Managing organizational change as part of implementation
This article is part of the series “Set your project up for success.”
The implementation of a new software product actually always implies a change:
- An old tool is replaced
- New functionality is added, old, perhaps much-loved, functionality is removed
- Tricks and workarounds might no longer work
- A new UI, a different workflow
But often the change goes further than end-users who get a new app:
- A new process is implemented
- Data streams are merged
- Departments must collaborate or become dependent on each other
- Figures that were only known to a few are made explicit
These are all examples that we have encountered during AIMMS projects over the years. If properly handled, a project can be successful. When they're not, a project can be endlessly delayed or even fail.
In this post, you will not find golden rules for Change Management.
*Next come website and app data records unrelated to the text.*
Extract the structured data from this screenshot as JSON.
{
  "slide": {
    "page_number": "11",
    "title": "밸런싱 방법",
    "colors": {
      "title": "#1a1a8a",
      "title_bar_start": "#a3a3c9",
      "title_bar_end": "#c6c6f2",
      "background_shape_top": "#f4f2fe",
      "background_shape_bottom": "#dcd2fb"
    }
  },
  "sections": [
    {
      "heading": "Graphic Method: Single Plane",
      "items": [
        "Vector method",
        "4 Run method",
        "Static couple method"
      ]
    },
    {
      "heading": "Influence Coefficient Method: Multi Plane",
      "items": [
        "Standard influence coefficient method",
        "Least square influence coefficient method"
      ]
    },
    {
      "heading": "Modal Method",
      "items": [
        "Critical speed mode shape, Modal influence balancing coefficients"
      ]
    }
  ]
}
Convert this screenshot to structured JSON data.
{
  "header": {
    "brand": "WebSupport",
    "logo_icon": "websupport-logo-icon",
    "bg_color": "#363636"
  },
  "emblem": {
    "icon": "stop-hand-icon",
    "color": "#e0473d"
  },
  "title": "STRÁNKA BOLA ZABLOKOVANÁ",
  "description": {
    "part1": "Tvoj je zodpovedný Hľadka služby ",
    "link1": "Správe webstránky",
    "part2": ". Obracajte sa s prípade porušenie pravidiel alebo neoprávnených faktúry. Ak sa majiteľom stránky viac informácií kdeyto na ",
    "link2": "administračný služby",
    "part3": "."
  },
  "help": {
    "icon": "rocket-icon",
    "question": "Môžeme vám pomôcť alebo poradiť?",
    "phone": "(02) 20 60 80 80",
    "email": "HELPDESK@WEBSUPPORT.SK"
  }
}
Instead, we'll share a simple advice: Realize, at all times, that a project with AIMMS brings about a change and that it's good to assign responsibilities for implementing the change before the project starts. And don't forget to add the end-user to the group of stakeholders.
Make sure it is clear from the beginning who will be responsible for what.
The HEINEKEN Story
HEINEKEN released an AIMMS-based brewing capacity model for 68 countries, with over 100 breweries involved. As you can imagine, these was considerable effort dedicated to change management to make sure this global project was successful. Something that worked really well for them was having a support unit internally to help colleagues with the change. Click here to learn more about their story (you'll need approval to watch the webinar - apply to join our group).